Tomorrow, March 21, is the National Day of Action for Syringe Exchange. Since the Reagan administration, Congress has expressly prohibited any federal funds from going to syringe exchange programs. This ban on federal funding is an outgrowth of the ineffectual War on Drugs, the theory being that preventing injection drug users from accessing clean syringes will cause them to stop using drugs. (A more nefarious justification: they’ll just use dirty needles, contract Hepatitis C or HIV, and die. Except they don’t just die and they cannot be denied treatment because they’re horrible drug users.)
For the first time, in last year’s budget, Congress lifted the prohibition on federal funding of syringe exchanges, providing a valuable and effective service to those in need. Then, at the end of last year, Congress reinstituted the ban in this year’s budget.
The prevailing face of syringe exchange is not one that lends itself to advocates. Many injection drug users are poor, homeless, or both; this is the demographic with which people most associate injection drug use. But many injection drug users are also people with homes and jobs who happen to use drugs. The harm reduction philosophy of public health doesn’t care why people use drugs, or for that matter, that people quit their addictions. Harm reduction is judgment-neutral in the sense that it concerns itself with people using drugs as safely as possible, which includes using sterile syringes.
Despite its proven efficacy in reducing the spread of blood-borne diseases like Hepatitis C and HIV, and the fact that syringe exchanges do not increase the use of injectable drugs, syringe exchange is one public health plank that remains largely undefended. Safe sex education is easily defensible on the ground that everyone has sex, so everyone should use condoms. That is to say, the middle class will invariably end up having sex. Not true with injection drugs. In this way, syringe exchange can remain the pariah of the public health world because it appears to affect the dirty, downtrodden masses (though you would probably be surprised to know that this is not the case; middle class people inject drugs, too!).
The loss of — or rather, the prospect of another year without — federal funding for syringe exchange does a disservice to a swath of society. As a social justice issue (or, rather, a justice issue), those without access to clean syringes should not bear the burden of lifelong, chronic disease as a result of their lifestyles, some parts of which they chose, and others of which they did not. In other words, people should not be judged or punished for the decisions they make that don’t affect others. Want to inject heroin? No problem: just do it safely. This is the moral argument.

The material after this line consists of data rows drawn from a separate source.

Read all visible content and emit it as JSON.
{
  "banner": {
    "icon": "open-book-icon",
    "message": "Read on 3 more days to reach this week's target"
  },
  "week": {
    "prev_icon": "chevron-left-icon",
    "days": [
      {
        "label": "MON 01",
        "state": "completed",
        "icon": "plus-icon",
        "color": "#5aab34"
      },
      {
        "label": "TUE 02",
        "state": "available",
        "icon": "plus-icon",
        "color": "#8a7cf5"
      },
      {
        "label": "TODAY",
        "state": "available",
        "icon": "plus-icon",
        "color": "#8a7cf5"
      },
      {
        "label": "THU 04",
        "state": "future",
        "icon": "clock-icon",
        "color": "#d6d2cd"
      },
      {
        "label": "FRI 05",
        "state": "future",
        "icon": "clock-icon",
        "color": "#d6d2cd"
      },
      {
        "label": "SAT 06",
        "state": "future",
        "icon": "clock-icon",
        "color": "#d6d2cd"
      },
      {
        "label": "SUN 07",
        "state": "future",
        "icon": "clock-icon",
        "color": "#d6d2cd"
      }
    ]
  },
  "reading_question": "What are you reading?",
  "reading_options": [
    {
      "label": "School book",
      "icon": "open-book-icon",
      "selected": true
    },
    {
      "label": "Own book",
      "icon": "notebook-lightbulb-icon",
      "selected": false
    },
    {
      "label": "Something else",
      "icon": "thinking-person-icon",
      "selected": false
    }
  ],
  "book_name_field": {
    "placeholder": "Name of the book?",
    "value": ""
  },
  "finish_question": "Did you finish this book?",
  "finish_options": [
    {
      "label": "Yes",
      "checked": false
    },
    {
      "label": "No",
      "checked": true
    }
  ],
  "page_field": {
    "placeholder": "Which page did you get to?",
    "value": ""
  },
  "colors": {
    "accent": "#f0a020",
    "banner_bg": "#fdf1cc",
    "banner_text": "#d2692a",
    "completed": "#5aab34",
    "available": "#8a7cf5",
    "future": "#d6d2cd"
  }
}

“But why should I pay for some junkie to get high? It’s his fault he’s using drugs, so he should bear the consequences, including chronic disease and/or death.” So I see you’re not a fan of the moral argument. Consider, though, that the lifetime cost of care for an HIV patient can be as high as $600,000 per person. For an indigent user, that’s money coming out of your taxes that isn’t going to pay for something else. Contrast this with the cost of a citywide syringe exchange program, which can be contracted out for as little as $100,000 per year. Couple this figure with the fact that the War on Drugs has neither saved money nor decreased drug use, and we arrive at this simple conclusion: abstinence inducements are expensive to begin with and increase the risk of contracting (and spreading!) disease by encouraging such behaviors as using dirty needles and sharing needles with others. These behaviors, in turn, result in more collateral costs, like HIV treatment and emergency room care.
By taking a judgment-neutral approach; i.e., not allocating blame and making value judgments (the latter of which can get very dicey, very personal, and can easily be reflected back to the judger in some form), harm reduction — and syringe exchange, its subsidiary — foster both dignity, for those concerned with morality, and cost effectiveness, for those concerned with money. When a syringe exchange ban is lifted, everyone wins: injection drug users, tax payers, and cash-strapped state governments, which have shuttered many public health programs — including syringe exchanges — due to lack of money. Moreover, a comprehensive, federal syringe exchange program could go a long way in curbing the spread of Hepatitis C and HIV, ultimately saving money in the long run.
Full disclosure: the author is a member of the Board of Directors of Needle Exchange Emergency Distribution, a California nonprofit corporation devoted to reducing the spread of HIV and Hepatitis C by distributing clean syringes and providing outreach and education using the harm reduction philosophy.